Dear Dr. Hackney,
I have 26-month-old twin girls. They share a bedroom. One of my twins wakes up crying in the middle of the night a few times a week. In an effort to prevent the twin who wakes up from waking the other, my husband and I usually wait a few minutes to see if the if the crying will stop and then go in to remove the crying twin from the room. It has become increasingly difficult to get her back to sleep. Once she is out of the room, she asks to watch tv or go downstairs and play. She will sometimes stay awake for up to two hours before going back to sleep. She often asks for juice which we give her. How do we get her to stay asleep or help her go back to sleep more quickly when she wakes?
Grace, Mother of Two
The first thing to check if children are waking at night and calling out is how they are falling asleep at bedtime.
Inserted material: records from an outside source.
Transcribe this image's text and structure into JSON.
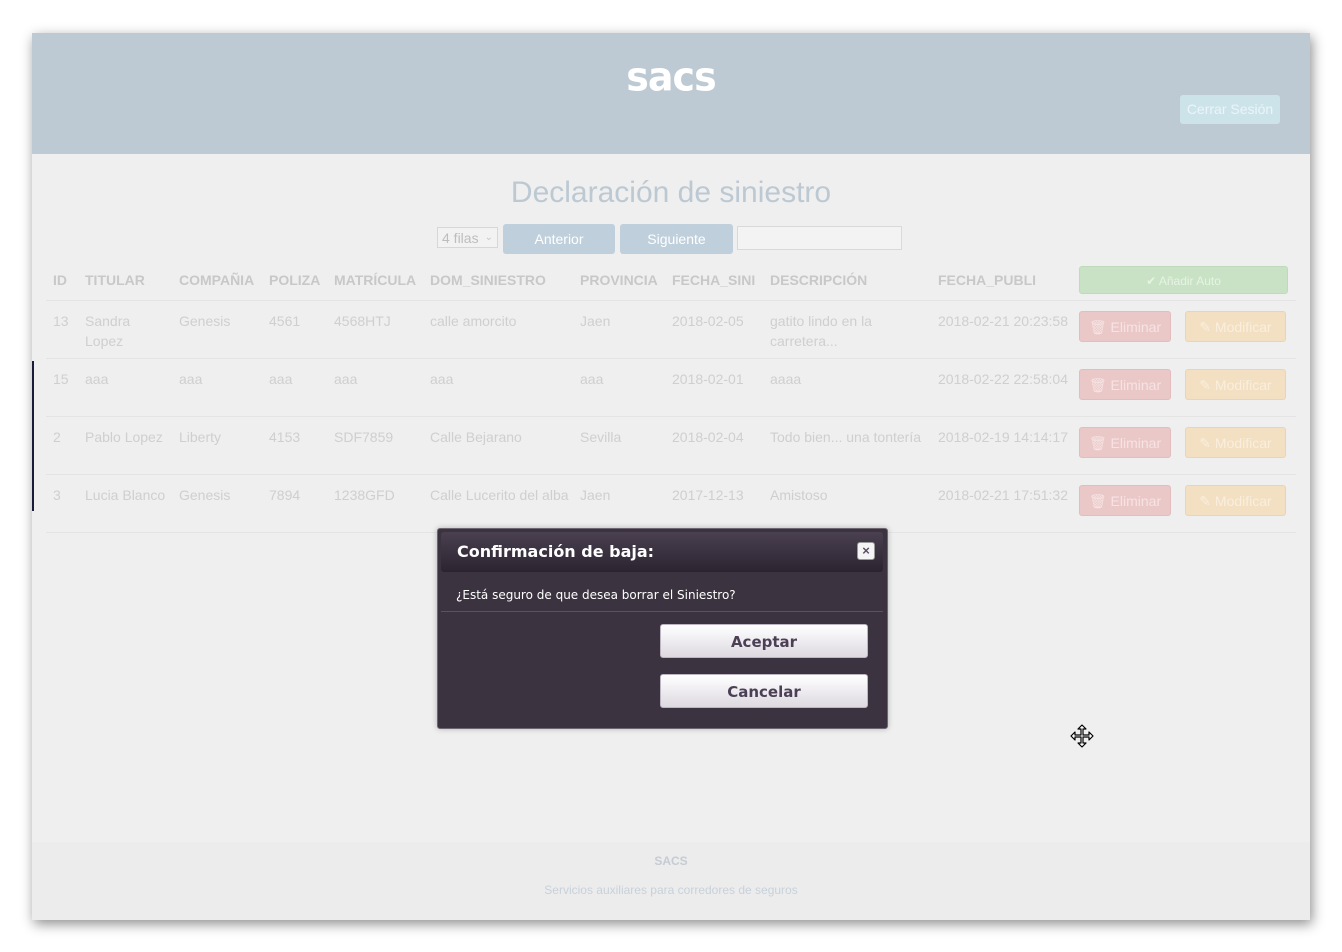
{
  "header": {
    "logo": "sacs",
    "logout_label": "Cerrar Sesión",
    "background": "#bdcad3"
  },
  "main": {
    "title": "Declaración de siniestro",
    "rows_select": "4 filas",
    "prev_label": "Anterior",
    "next_label": "Siguiente",
    "filter_value": "",
    "add_label": "✔ Añadir Auto"
  },
  "table": {
    "columns": [
      "ID",
      "TITULAR",
      "COMPAÑIA",
      "POLIZA",
      "MATRÍCULA",
      "DOM_SINIESTRO",
      "PROVINCIA",
      "FECHA_SINI",
      "DESCRIPCIÓN",
      "FECHA_PUBLI"
    ],
    "rows": [
      {
        "id": "13",
        "titular": "Sandra Lopez",
        "compania": "Genesis",
        "poliza": "4561",
        "matricula": "4568HTJ",
        "domicilio": "calle amorcito",
        "provincia": "Jaen",
        "fecha_sini": "2018-02-05",
        "descripcion": "gatito lindo en la carretera...",
        "fecha_publi": "2018-02-21 20:23:58"
      },
      {
        "id": "15",
        "titular": "aaa",
        "compania": "aaa",
        "poliza": "aaa",
        "matricula": "aaa",
        "domicilio": "aaa",
        "provincia": "aaa",
        "fecha_sini": "2018-02-01",
        "descripcion": "aaaa",
        "fecha_publi": "2018-02-22 22:58:04"
      },
      {
        "id": "2",
        "titular": "Pablo Lopez",
        "compania": "Liberty",
        "poliza": "4153",
        "matricula": "SDF7859",
        "domicilio": "Calle Bejarano",
        "provincia": "Sevilla",
        "fecha_sini": "2018-02-04",
        "descripcion": "Todo bien... una tontería",
        "fecha_publi": "2018-02-19 14:14:17"
      },
      {
        "id": "3",
        "titular": "Lucia Blanco",
        "compania": "Genesis",
        "poliza": "7894",
        "matricula": "1238GFD",
        "domicilio": "Calle Lucerito del alba",
        "provincia": "Jaen",
        "fecha_sini": "2017-12-13",
        "descripcion": "Amistoso",
        "fecha_publi": "2018-02-21 17:51:32"
      }
    ],
    "delete_label": "Eliminar",
    "modify_label": "Modificar"
  },
  "footer": {
    "brand": "SACS",
    "tagline": "Servicios auxiliares para corredores de seguros"
  },
  "dialog": {
    "title": "Confirmación de baja:",
    "message": "¿Está seguro de que desea borrar el Siniestro?",
    "ok_label": "Aceptar",
    "cancel_label": "Cancelar",
    "close_icon": "×"
  },
  "icons": {
    "trash": "trash-icon",
    "pencil": "pencil-icon",
    "check": "check-icon",
    "close": "close-icon",
    "move": "move-cursor-icon"
  }
}
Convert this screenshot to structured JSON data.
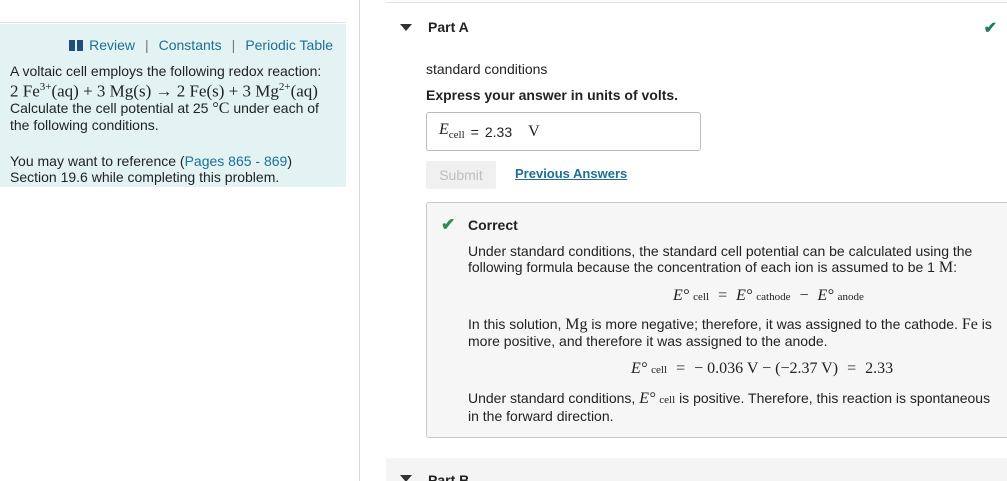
{
  "left": {
    "links": [
      "Review",
      "Constants",
      "Periodic Table"
    ],
    "intro": "A voltaic cell employs the following redox reaction:",
    "reaction": {
      "r1_coef": "2 Fe",
      "r1_charge": "3+",
      "r1_state": "(aq) + 3 Mg(s) → 2 Fe(s) + 3 Mg",
      "r2_charge": "2+",
      "r2_state": "(aq)"
    },
    "task_pre": "Calculate the cell potential at 25",
    "task_deg": "°C",
    "task_post": "under each of the following conditions.",
    "note_pre": "You may want to reference (",
    "note_link": "Pages 865 - 869",
    "note_post": ") Section 19.6 while completing this problem."
  },
  "partA": {
    "title": "Part A",
    "condition": "standard conditions",
    "instruction": "Express your answer in units of volts.",
    "answer_lhs": "E",
    "answer_sub": "cell",
    "answer_eq": "=",
    "answer_value": "2.33",
    "answer_unit": "V",
    "submit_label": "Submit",
    "prev_label": "Previous Answers"
  },
  "feedback": {
    "title": "Correct",
    "p1": "Under standard conditions, the standard cell potential can be calculated using the following formula because the concentration of each ion is assumed to be 1",
    "p1_unit": "M",
    "p1_end": ":",
    "eq1": {
      "a": "E°",
      "a_sub": "cell",
      "b": "E°",
      "b_sub": "cathode",
      "c": "E°",
      "c_sub": "anode"
    },
    "p2_a": "In this solution,",
    "p2_mg": "Mg",
    "p2_b": "is more negative; therefore, it was assigned to the cathode.",
    "p2_fe": "Fe",
    "p2_c": "is more positive, and therefore it was assigned to the anode.",
    "eq2": {
      "lhs": "E°",
      "lhs_sub": "cell",
      "rhs": "− 0.036 V − (−2.37 V)",
      "result": "2.33"
    },
    "p3_a": "Under standard conditions,",
    "p3_sym": "E°",
    "p3_sub": "cell",
    "p3_b": "is positive. Therefore, this reaction is spontaneous in the forward direction."
  },
  "partB": {
    "title": "Part B"
  }
}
Unless they are co-sleeping, the goal is for children to fall asleep in the same place and by themselves each night. The more able they are to nod off independently, the more likely they are to be able to self soothe if they wake later.
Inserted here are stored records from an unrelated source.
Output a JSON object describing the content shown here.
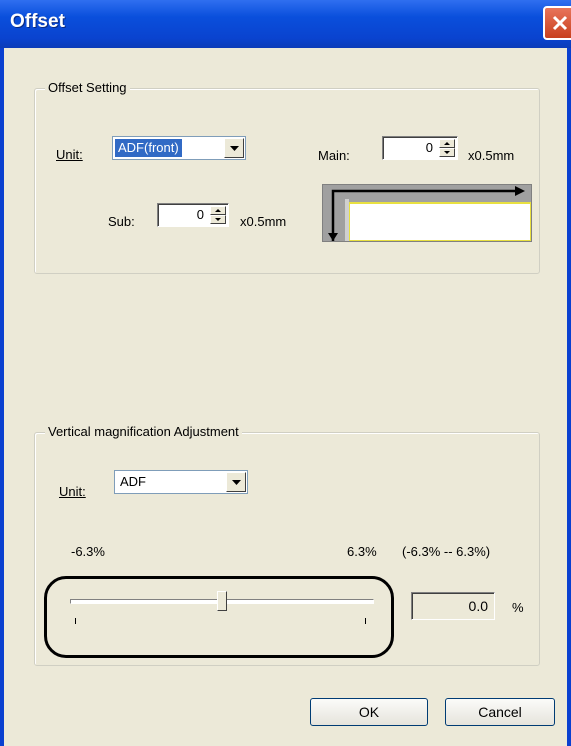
{
  "window": {
    "title": "Offset"
  },
  "offset_group": {
    "legend": "Offset Setting",
    "unit_label": "Unit:",
    "unit_value": "ADF(front)",
    "main_label": "Main:",
    "main_value": "0",
    "main_suffix": "x0.5mm",
    "sub_label": "Sub:",
    "sub_value": "0",
    "sub_suffix": "x0.5mm"
  },
  "magnification_group": {
    "legend": "Vertical magnification Adjustment",
    "unit_label": "Unit:",
    "unit_value": "ADF",
    "min_label": "-6.3%",
    "max_label": "6.3%",
    "range_label": "(-6.3% -- 6.3%)",
    "value": "0.0",
    "percent_symbol": "%",
    "slider_fraction": 0.5
  },
  "buttons": {
    "ok": "OK",
    "cancel": "Cancel"
  },
  "colors": {
    "title_bar": "#0a4fdc",
    "selection": "#316ac5",
    "face": "#ece9d8",
    "close": "#e0522c"
  },
  "icons": [
    "close-icon",
    "chevron-down-icon",
    "spin-up-icon",
    "spin-down-icon"
  ]
}
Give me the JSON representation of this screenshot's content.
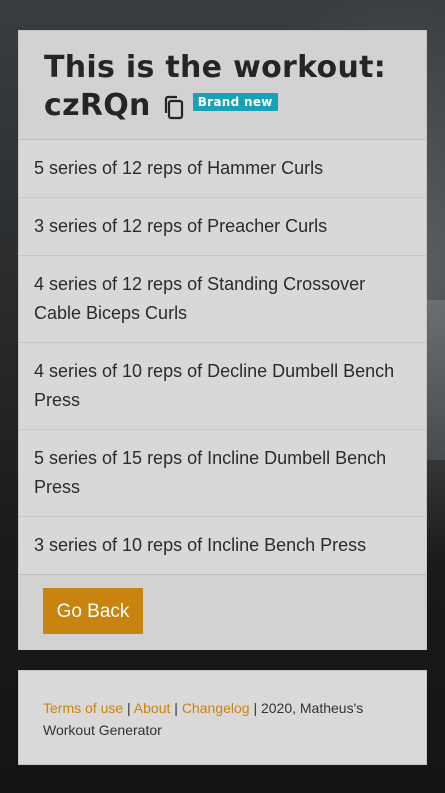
{
  "workout": {
    "title_prefix": "This is the workout:",
    "code": "czRQn",
    "badge": "Brand new",
    "copy_icon": "copy-icon"
  },
  "exercises": [
    "5 series of 12 reps of Hammer Curls",
    "3 series of 12 reps of Preacher Curls",
    "4 series of 12 reps of Standing Crossover Cable Biceps Curls",
    "4 series of 10 reps of Decline Dumbell Bench Press",
    "5 series of 15 reps of Incline Dumbell Bench Press",
    "3 series of 10 reps of Incline Bench Press"
  ],
  "actions": {
    "go_back": "Go Back"
  },
  "footer": {
    "terms": "Terms of use",
    "sep1": "|",
    "about": "About",
    "sep2": "|",
    "changelog": "Changelog",
    "credit": "| 2020, Matheus's Workout Generator"
  },
  "colors": {
    "accent": "#c9840f",
    "badge": "#17a2b8",
    "card": "#d8d8d8"
  }
}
The idea when children wake at night is to do as little as possible. Avoid taking her out of the room. Better yet, avoid taking her out of her bed. Best if you can sit beside her quietly. Being able to get up and play or watch tv is very reinforcing to calling out the next time. I think I might even get up in the night if I knew there was juice and someone to play with. While she may wake the first night or two, hopefully she will learn to sleep through.